Question: I have two boys, aged 5 and 21 months. My concern is about my 21-month old.
The baby is extremely bright. He did everything early – he started walking at 9 months. However, he still barely speaks; his vocabulary, I believe, though, is much bigger than he lets on – he has used words appropriately, never to repeat. Also, I do not think there is any problem with his hearing, as he usually responds, and can even follow 2-part instructions.
The problem is he is extremely “spirited.” Discipline is impossible – he ignores you when you tell him no; if you were to tap his hand, he’ll laugh at you. He also throws frequent temper tantrums, pulls hair, throws things, hits, and has recently gotten into the habit of breaking into the refrigerator (whenever anyone forgets to put the gate up) to crack eggs on my bed.
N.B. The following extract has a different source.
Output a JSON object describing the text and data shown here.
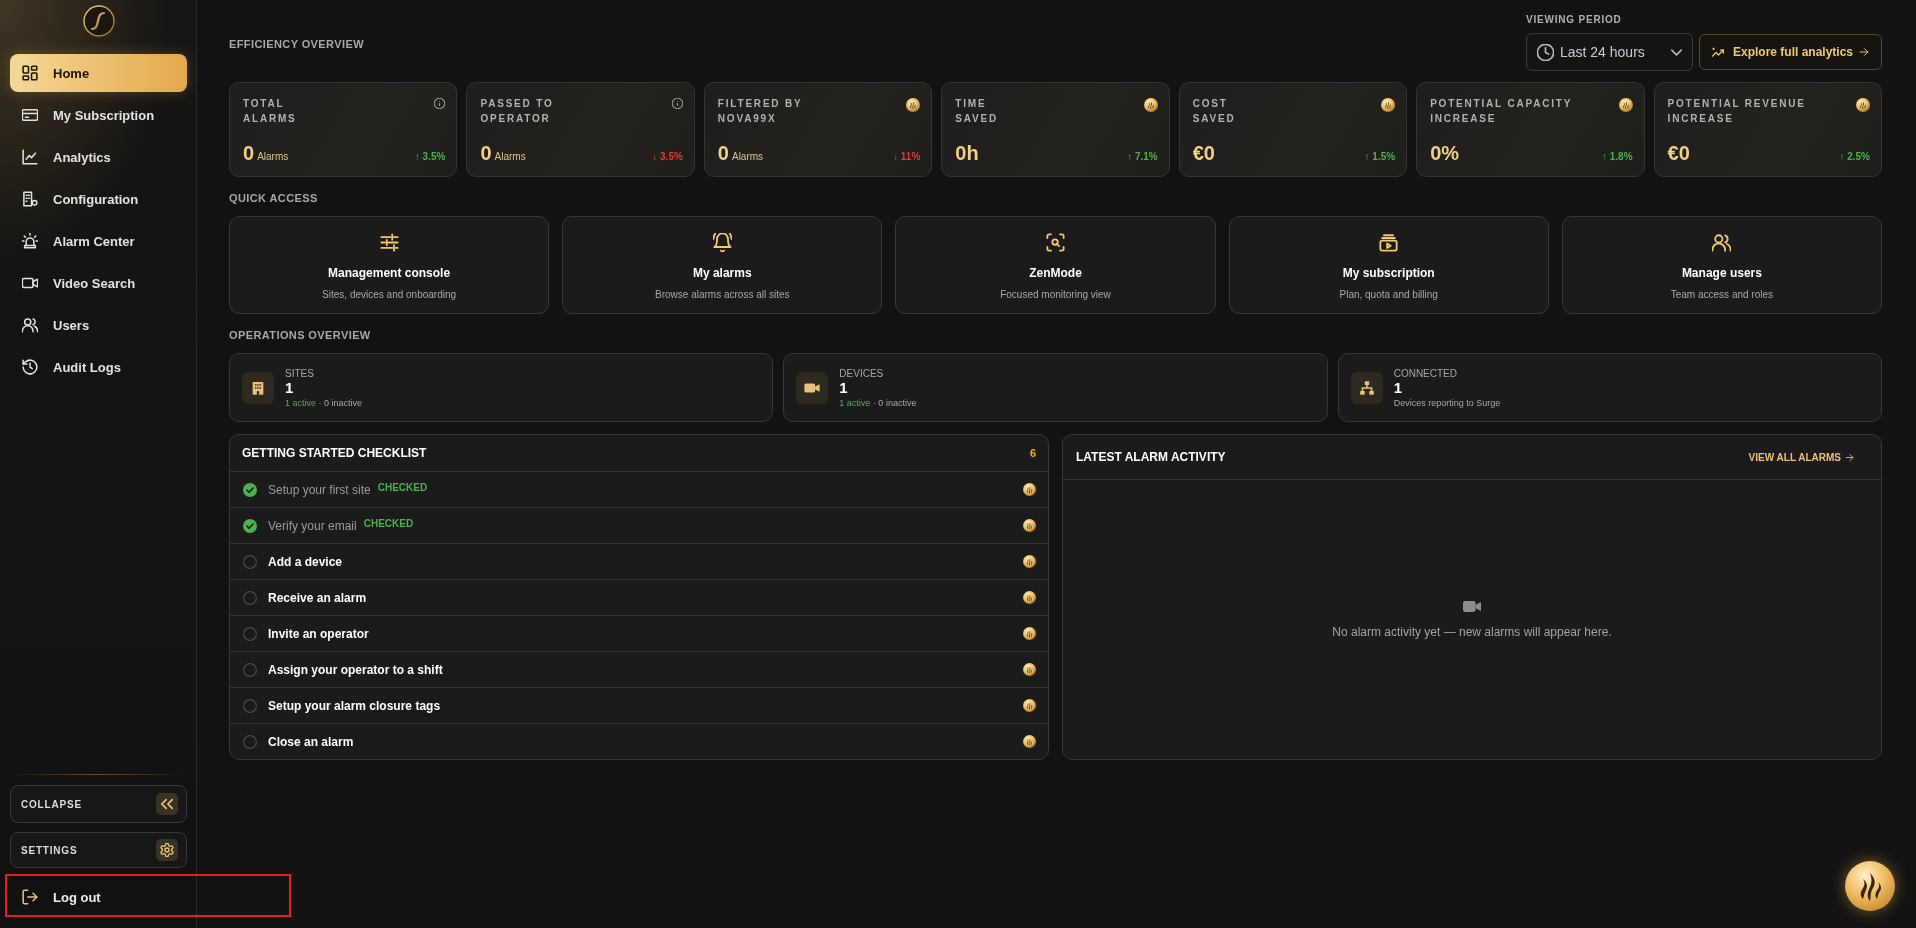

Two year old toddlers become frustrated when they are not getting their needs met as they often do not have the vocabulary to express themselves. The become frustrated and will act their feelings out in a manner to assist you in experiencing the same frustration that they feel inside. (Notice how you feel when he is acting out and you can probably identify the same feeling his is experiencing as well). Obviously tapping his hand isn’t working for you so stop. You will only be frustrated.
I have several recommendations.
1. Take a look at the Nurturing Parenting Program. You can order the materials yourself and read up on the do’s and don’t for parenting toddlers.
2. Next google positive parenting. There are two sites one for positive parenting and one for positive discipline by Jane Nelson. Both of these sites are excellent for suggestions on interacting with toddlers. What I especially like about Jane Nelson’s work is she taught in her original book how to parent from the inside out. In other words that our children often respond intuitively to what they sense in going on inside of us.
3. Behavior strategies to dealing with inappropriate behavior. Refrain from giving your son any reinforcement for his bad behavior. In other words when he throws a fit withdraw from him by not talking directly to him, not holding eye contact with him while he acts out. Let him know you will talk with him when he calms down and give him time to work things out himself without hurting himself or someone else.
From the sounds of his behavior as you describe it he is doing more than throwing tantrums he is acting out for shock effect.
Now having said this when you start responding to him by ignoring him do not give in and decide this is not working. His behavior will get worse before it gets better when you try this new strategy. Any behavior change on your part will increase his acting out at first. Being consistent is the key to getting his attention.
The other part to changing his behavior is to catch him when he is playing or acting appropriately. To make a fuss over his “good” behavior.
4. This is the last recommendation however not the least important. Get a feeling chart (faces which show feelings and have the name of the feeling underneath it) and show him the chart. Ask him to pick out how he feels. There are really great children’s books you can buy which also show different faces with different feelings. Another book talks about how hands are not for hitting they are for throwing balls etc….it takes the unacceptable behavior and replaces it with acceptable behavior with the same body part. Teeth are not for biting people they are for biting apples. This sort of replacement helps him to understand why you find his behavior unacceptable.
As for the eggs in your bed…..I think I would keep a few boiled eggs in that carton and keep the fresh ones in the back of the fridge somewhere.
If you practice these skills I think you will see some results within a few weeks.
M Kay Keller